4th annual Holland Pride Poetry Contest returns with Open Mic Night

Emiliah Tanya Jo Odinsdottir dreams of one day publishing a book of her poetry that has documented her life as a trans woman. 

Her poem, “I Am Woman,” selected for the Pride Guide, feels like a step toward that dream.

“I’m excited to share a piece of myself,” says Odinsdottir, “because in this post-COVID world, I feel like people are much more closed off. I hope that it will inspire others to break this cycle of anxiety and share a bit of themselves with the world, because how can we ever hope to light the darkness if we keep our hands cupped over the flame where no one can see? Our flames can only become an inferno if we let our lights shine.”

The poetry contest that grew out of a collaboration with Out On the Lakeshore and Herrick District Library is marking its fourth year.

“The event originated as an opportunity to highlight the PRIDE Poetry Contest winners, but has evolved into much more that we could have imagined,” says Holland Pride Coordinator Sarah Tyria.

Winners are invited to share their poetry at the contest’s third annual Open Mic Night on June 1 from 3-5 p.m. at HDL’s Northside branch, 155 Riley St. in Holland.. 

“Folx from all over West Michigan join us to share their original social justice or LGBTQ+ themed works,” Tyria says. “Together, we create a safe space where vulnerability and connection are fostered and nurtured. It is truly a beautiful event.” 

The winners’ poetry will be published in this year's Pride Guide Magazine. Tyria noted that half the winners of the contest were under age 18. Youth need their parents’ permission to participate.

The guide lists all the organization’s June events and their sponsors.

Supporting and sharing 

“A couple of years ago, we were working with Out On the Lakeshore and found out about the Pride Guide,” says Natalie Williams, HDL’s assistant director. “We talked about poetry and a mutual love of poetry and creating a supportive community for artists and writers. We worked together to create an open mic for the poets.”

It was organized so that the winners have an opportunity to share their work, and then others can come and read their work as well.

Poet Emiliah Tanya Jo Odinsdottir with her dog, FenRir.

“The event supports writers, poets, artists, creators, and the community who loves them. I love it. And so even if there are people who didn't win the contest, they still have a chance to share their work.”

The event usually draws around 100 people, Williams says.

“It’s  just a very affirming event. It’s just such a supportive space where people read poems that really mean something to them, and there's a community there that just listens and offers love and support.”

Priority for stage time will go to Holland Pride poetry contest participants. All content must be LGBTQ+ or social justice related. Each performer will receive up to five minutes to share their original song (acoustic only),  poem/spoken word, or short story. 

Participants may register in advance by completing the online registration form.
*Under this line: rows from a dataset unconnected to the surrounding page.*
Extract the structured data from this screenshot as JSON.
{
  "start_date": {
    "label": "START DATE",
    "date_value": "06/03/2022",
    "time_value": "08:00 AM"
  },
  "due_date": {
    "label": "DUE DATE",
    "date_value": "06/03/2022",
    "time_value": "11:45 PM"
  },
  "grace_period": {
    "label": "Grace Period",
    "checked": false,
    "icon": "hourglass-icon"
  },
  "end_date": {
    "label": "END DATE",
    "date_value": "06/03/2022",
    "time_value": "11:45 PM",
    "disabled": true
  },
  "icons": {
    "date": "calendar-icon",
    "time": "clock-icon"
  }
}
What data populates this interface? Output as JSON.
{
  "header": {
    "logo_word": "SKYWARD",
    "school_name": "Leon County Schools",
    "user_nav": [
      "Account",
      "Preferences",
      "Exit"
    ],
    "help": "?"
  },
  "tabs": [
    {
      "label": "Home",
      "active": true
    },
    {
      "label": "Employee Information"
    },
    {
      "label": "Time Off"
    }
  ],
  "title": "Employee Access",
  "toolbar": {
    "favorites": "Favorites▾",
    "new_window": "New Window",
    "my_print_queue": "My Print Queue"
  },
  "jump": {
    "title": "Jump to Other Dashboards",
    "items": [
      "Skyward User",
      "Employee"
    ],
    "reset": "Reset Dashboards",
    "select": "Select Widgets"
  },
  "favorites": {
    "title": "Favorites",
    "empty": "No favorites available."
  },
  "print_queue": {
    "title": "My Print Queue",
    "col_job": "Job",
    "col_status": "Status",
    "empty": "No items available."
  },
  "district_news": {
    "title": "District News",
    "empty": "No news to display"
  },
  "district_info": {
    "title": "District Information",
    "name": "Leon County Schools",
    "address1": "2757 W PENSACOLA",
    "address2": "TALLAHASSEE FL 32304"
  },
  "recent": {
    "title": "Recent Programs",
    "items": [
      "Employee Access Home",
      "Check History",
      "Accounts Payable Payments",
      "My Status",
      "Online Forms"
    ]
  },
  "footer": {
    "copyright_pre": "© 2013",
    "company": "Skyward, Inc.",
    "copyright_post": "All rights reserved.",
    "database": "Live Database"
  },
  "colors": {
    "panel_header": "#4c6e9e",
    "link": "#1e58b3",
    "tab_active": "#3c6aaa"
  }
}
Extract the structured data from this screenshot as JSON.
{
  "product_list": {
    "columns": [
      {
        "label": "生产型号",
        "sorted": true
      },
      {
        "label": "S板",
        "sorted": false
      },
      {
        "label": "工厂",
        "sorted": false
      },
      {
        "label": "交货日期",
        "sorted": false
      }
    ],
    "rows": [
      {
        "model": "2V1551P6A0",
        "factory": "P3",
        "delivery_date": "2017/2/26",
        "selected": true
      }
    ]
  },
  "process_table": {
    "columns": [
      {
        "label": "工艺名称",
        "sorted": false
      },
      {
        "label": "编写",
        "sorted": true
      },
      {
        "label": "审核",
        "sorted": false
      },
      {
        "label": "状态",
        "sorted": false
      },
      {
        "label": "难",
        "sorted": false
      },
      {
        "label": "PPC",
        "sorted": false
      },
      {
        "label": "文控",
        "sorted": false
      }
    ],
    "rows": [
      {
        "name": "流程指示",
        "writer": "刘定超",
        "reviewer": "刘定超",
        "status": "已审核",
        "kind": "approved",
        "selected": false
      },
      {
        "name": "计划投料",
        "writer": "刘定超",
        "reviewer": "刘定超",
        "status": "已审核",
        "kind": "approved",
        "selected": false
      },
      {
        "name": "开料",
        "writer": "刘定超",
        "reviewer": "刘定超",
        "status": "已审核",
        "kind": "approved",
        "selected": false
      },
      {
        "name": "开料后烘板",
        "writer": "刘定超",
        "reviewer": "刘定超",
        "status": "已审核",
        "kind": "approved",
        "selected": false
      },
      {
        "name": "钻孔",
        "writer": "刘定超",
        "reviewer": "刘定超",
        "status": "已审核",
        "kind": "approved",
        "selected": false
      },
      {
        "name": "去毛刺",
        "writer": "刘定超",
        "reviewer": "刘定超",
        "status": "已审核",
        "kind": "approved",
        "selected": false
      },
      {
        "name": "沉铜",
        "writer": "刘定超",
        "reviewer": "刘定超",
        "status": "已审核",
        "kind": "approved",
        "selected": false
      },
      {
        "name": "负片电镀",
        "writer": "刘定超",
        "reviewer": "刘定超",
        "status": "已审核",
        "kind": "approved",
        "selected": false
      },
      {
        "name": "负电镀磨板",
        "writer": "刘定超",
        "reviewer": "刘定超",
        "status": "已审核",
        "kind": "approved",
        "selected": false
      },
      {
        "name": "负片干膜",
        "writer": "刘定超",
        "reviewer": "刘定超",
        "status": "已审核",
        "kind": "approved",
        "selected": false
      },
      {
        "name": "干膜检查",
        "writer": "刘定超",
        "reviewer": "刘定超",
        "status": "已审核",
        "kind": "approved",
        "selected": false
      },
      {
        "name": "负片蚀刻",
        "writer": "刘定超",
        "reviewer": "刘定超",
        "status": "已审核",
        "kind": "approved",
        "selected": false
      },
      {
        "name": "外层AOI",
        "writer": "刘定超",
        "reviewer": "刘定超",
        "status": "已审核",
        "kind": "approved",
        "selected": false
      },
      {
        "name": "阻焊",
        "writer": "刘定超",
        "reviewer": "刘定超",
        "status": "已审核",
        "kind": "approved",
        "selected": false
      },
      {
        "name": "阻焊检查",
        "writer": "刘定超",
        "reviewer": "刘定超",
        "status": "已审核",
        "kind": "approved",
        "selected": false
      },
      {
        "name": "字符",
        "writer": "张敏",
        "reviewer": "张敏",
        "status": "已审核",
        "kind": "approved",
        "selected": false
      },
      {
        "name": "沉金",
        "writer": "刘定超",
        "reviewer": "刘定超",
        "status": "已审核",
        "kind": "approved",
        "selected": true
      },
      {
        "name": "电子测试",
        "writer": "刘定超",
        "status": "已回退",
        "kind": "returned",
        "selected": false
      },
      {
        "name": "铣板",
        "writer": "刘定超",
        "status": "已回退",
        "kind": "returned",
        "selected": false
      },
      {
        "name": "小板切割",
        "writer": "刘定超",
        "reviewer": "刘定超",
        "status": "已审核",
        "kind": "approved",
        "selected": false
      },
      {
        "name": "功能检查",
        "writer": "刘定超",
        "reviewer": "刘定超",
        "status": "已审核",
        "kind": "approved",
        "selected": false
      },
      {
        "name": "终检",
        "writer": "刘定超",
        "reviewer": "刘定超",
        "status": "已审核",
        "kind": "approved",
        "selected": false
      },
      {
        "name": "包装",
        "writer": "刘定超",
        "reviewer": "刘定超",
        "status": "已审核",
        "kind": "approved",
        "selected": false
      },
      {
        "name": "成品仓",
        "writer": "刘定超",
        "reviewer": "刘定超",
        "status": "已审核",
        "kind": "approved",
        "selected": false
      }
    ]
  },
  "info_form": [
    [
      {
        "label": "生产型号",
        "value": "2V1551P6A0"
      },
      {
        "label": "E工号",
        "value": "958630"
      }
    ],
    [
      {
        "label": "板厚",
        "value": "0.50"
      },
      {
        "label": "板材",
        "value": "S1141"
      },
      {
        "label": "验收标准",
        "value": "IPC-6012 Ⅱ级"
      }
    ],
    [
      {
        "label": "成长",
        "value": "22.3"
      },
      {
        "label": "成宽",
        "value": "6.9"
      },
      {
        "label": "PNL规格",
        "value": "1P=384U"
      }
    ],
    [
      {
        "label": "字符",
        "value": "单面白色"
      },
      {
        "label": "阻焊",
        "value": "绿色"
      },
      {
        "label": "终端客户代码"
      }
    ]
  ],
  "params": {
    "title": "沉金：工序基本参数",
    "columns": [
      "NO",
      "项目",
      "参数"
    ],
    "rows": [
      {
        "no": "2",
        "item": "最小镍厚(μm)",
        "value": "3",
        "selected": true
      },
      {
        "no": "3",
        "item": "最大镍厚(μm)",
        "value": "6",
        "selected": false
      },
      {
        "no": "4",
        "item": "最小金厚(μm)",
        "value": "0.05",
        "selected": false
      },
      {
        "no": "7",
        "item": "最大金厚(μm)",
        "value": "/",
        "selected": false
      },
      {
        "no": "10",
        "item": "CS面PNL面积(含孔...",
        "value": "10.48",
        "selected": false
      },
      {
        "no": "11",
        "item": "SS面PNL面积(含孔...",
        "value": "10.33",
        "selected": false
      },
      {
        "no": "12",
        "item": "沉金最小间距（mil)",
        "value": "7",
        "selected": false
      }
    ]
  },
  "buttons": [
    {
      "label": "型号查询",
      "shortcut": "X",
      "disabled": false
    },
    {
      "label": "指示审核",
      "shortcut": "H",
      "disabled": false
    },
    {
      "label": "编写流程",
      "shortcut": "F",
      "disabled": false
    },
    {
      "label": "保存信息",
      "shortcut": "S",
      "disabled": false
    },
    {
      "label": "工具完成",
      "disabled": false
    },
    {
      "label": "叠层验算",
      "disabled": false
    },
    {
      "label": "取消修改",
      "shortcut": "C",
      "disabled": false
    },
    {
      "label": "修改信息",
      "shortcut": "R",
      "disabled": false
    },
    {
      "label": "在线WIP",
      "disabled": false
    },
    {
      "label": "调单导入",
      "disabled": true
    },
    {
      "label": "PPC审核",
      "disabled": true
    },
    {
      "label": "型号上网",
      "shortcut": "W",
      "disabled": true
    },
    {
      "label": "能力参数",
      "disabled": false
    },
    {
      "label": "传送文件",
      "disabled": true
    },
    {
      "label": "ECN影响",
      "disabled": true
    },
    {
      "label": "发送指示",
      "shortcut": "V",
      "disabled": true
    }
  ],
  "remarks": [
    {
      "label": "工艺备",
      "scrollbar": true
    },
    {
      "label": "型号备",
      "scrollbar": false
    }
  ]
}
There will also be a registration at the door for empty time slots on a first-come, first-serve basis. If time allows, the mic will open to the audience at the end of the event for any additional sharing that follows the guidelines.

“HDL's mission of empowering our community to connect, discover, and create fits perfectly with this opportunity for creative expression in an environment that fosters connections,” Williams says. “Libraries are storehouses of so many different stories, so it is only fitting that we partner with Holland Pride/Out on the Lakeshore to hear the stories of our neighbors.”
Enjoy this story? Sign up for free solutions-based reporting in your inbox each week.

Read more articles by Shandra Martinez.